Plaintiff cites cases in other Courts of Appeals and district courts outside the Third Circuit holding that the TCP A does not violate the First Amendment, see, e.g., Meyer v. Portfolio Recovery Associates, LLC, 707 F.3d 1036, 1045 (9th Cir. 2012); Missouri ex rel. Nixon v. Am. Blast Fax, Inc., 323 F.3d 649, 660 (8th Cir. 2003), but cites no precedent in the Third Circuit. Because the “insufficiency of the defense is not clearly apparent,” Kramer, 757 F. Supp. at 410, and Plaintiff’s motion “requires this court to determine an unclear question of law in the absence of binding circuit precedent,” Dann, 274 F.R.D. at 144, the Court denies Plaintiff’s request to strike the Eighth Affirmative Defense on the ground of legal insufficiency.

Judge Walls did not allow a “excessive fines” defense to be asserted.
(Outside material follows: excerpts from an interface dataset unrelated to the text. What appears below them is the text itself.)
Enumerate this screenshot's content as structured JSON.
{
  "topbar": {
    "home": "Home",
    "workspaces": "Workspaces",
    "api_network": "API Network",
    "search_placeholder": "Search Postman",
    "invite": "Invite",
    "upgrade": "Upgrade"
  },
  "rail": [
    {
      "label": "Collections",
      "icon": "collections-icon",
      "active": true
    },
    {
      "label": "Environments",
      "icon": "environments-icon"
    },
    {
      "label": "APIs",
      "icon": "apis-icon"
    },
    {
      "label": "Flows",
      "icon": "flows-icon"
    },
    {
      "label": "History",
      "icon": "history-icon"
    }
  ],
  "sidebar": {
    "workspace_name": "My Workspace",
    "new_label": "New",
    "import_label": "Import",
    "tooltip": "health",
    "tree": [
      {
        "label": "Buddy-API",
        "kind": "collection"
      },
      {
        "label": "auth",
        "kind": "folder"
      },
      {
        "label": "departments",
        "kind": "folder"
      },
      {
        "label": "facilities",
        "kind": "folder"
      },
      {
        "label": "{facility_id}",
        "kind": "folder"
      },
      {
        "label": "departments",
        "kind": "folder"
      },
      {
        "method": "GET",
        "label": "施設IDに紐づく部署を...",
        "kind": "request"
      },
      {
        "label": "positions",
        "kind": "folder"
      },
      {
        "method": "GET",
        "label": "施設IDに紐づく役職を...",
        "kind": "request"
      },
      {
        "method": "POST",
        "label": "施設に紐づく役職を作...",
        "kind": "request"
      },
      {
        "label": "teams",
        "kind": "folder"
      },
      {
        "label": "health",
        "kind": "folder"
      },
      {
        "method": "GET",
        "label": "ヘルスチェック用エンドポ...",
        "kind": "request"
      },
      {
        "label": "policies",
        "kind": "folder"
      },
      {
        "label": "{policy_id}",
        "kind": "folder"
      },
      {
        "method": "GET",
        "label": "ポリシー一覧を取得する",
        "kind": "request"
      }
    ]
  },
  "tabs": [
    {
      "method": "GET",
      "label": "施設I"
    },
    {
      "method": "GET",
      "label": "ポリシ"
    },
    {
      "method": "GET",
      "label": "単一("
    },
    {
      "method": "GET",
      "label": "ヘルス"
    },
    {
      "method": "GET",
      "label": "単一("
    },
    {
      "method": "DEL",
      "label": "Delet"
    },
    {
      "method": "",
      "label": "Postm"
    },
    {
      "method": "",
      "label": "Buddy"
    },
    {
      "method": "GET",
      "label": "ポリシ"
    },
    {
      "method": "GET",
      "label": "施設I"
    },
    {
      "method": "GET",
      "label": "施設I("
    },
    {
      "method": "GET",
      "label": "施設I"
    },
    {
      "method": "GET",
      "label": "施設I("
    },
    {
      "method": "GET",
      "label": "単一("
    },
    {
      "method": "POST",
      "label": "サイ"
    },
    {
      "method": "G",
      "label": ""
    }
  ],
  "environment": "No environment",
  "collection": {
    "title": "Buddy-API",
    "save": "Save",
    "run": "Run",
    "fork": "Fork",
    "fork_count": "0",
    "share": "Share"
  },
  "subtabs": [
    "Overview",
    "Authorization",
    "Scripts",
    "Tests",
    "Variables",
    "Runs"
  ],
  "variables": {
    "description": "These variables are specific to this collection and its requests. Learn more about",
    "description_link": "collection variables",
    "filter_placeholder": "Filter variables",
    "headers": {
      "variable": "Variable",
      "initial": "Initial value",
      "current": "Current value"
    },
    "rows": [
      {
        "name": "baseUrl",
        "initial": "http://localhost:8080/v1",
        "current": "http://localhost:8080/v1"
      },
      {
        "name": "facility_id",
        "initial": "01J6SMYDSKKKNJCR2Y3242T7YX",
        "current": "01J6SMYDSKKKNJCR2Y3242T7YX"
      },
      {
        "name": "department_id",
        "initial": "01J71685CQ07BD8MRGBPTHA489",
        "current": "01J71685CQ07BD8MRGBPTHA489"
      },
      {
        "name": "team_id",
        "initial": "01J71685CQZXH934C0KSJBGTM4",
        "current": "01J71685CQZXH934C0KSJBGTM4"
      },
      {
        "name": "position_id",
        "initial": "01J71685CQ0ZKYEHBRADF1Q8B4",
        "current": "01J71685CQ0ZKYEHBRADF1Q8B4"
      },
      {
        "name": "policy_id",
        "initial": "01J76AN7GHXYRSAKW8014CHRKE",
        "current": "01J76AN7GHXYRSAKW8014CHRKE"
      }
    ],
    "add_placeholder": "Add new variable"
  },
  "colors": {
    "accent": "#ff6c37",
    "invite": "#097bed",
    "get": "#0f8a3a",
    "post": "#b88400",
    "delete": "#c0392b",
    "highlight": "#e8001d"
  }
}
In the Ninth Affirmative Defense, Defendant argues that “the aggregated statutory damages” sought by the class “may result in potential ruinous liability for Defendant, and may constitute excessive fines in violation of the United States Constitution, Eighth Amendment.” . . . The Supreme Court has held that the Eighth Amendment’s “Excessive Fines Clause” “does not constrain an award of money damages in a civil suit when the government neither has prosecuted the action nor has any right to receive a share of the damages awarded.” Browning-Ferris Industries of Vermont, Inc. v. Kelco Disposal, Inc., 492 U.S. 257, 264 (1989); see also Austin v. United States, 509 U.S. 602, 609-10 (1993) (“The purpose of the Eighth Amendment…was to limit the government’s power to punish…. The Excessive Fines Clause limits the government’s power to extract payments, weather in cash or in kind, as punishment for some offense.”) (internal quotations and citations omitted, emphasis in original); Leonen v. Johns-Manville Corp., 717 F. Supp. 272, 286 (D.N.J. 1989) (the Eighth Amendment “does not act to restrict such awards where the government has not prosecuted the suit or cannot share the recovery”) (citing Browning-Ferris, 492 U.S. at 264). The Government is not a plaintiff in this case, Plaintiff has not brought the suit on the Government’s behalf, and neither party argues that the Government could share in the potential recovery. The Excessive Fines Clause does not limit the potential award in this case, and Defendant does not attempt to argue that “potential ruinous liability” bars a private cause of action. The Court strikes Defendant’s Ninth Affirmative Defense with prejudice.